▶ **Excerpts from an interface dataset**
============

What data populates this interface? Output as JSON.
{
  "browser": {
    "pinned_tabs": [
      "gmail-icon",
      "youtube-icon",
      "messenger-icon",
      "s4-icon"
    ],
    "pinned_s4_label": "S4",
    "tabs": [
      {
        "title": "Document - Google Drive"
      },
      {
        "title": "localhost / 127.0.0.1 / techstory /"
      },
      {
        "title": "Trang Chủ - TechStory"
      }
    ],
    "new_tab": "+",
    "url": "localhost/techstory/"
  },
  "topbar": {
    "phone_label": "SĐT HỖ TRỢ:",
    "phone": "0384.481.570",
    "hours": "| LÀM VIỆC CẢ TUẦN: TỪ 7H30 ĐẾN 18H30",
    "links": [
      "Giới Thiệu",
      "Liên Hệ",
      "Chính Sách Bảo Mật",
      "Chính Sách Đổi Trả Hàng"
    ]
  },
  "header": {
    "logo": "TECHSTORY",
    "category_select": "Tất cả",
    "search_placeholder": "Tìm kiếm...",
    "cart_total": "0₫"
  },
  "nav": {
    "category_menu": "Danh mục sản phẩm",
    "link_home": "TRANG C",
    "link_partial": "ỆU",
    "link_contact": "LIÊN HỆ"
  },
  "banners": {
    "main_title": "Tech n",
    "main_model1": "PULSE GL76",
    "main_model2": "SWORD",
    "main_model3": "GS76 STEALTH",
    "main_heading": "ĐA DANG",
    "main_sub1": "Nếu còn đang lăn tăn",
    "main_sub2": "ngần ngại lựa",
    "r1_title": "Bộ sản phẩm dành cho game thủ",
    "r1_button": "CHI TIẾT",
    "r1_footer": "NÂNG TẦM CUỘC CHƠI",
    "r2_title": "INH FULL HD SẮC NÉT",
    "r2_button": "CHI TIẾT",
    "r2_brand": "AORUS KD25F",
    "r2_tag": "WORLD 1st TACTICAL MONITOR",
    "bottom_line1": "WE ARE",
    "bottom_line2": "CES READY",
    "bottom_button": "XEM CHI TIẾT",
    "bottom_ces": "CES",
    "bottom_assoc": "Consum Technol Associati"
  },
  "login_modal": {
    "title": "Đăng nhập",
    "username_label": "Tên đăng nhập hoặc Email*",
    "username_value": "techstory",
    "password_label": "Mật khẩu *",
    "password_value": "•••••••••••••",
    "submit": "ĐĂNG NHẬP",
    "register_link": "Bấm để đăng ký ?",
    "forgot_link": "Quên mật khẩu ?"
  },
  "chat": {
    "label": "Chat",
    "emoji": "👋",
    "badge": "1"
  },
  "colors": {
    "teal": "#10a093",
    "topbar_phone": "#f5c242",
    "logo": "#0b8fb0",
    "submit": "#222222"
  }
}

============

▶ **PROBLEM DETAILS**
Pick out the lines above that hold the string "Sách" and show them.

▶ **WRITTEN SOLUTION**
      "Chính Sách Bảo Mật",
      "Chính Sách Đổi Trả Hàng"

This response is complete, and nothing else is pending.